WORK ORDER
Report back the lines in this listing that carry the string "MIDI".

═══ ENTRIES SHOWN

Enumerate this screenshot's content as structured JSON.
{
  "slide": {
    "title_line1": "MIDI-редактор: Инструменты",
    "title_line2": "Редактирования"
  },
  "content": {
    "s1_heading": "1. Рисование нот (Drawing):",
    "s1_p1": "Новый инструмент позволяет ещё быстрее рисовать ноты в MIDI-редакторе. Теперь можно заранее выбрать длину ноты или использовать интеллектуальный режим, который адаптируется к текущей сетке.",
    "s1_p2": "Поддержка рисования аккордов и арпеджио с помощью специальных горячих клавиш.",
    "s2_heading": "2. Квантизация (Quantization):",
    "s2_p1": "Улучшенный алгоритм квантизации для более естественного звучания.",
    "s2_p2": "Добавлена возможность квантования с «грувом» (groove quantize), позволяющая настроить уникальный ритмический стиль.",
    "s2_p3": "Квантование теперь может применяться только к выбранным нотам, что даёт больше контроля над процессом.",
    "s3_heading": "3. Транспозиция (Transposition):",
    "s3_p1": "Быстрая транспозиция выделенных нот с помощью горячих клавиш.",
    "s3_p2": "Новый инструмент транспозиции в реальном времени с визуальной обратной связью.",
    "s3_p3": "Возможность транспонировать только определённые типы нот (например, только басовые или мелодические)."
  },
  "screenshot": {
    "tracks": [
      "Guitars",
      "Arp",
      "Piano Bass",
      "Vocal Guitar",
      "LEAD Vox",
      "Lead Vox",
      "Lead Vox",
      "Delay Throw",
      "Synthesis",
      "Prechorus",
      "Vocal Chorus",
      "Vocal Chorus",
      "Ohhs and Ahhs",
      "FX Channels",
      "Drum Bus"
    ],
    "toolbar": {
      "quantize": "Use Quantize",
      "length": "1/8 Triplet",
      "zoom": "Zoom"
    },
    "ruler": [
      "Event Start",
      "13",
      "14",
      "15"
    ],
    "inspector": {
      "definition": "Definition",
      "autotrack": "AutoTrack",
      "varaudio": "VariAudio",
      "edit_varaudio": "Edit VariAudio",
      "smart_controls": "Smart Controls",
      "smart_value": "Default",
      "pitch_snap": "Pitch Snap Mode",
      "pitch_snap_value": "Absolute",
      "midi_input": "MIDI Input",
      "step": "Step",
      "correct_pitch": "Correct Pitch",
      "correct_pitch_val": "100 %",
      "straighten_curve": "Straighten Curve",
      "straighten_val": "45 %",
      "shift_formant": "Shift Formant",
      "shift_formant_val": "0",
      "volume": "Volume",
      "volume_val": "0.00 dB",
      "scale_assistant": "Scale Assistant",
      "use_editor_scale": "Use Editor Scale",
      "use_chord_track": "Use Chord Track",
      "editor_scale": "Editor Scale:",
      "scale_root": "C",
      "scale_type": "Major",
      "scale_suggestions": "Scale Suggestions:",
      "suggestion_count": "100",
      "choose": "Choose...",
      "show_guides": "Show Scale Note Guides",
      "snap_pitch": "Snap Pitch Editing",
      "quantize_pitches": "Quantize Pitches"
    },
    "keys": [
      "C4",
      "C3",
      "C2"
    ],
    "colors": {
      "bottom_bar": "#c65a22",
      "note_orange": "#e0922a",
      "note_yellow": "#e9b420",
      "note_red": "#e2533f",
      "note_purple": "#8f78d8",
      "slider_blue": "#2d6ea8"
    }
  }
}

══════

RESPONSE BOX
    "title_line1": "MIDI-редактор: Инструменты",
    "s1_p1": "Новый инструмент позволяет ещё быстрее рисовать ноты в MIDI-редакторе. Теперь можно заранее выбрать длину ноты или использовать интеллектуальный режим, который адаптируется к текущей сетке.",
      "midi_input": "MIDI Input",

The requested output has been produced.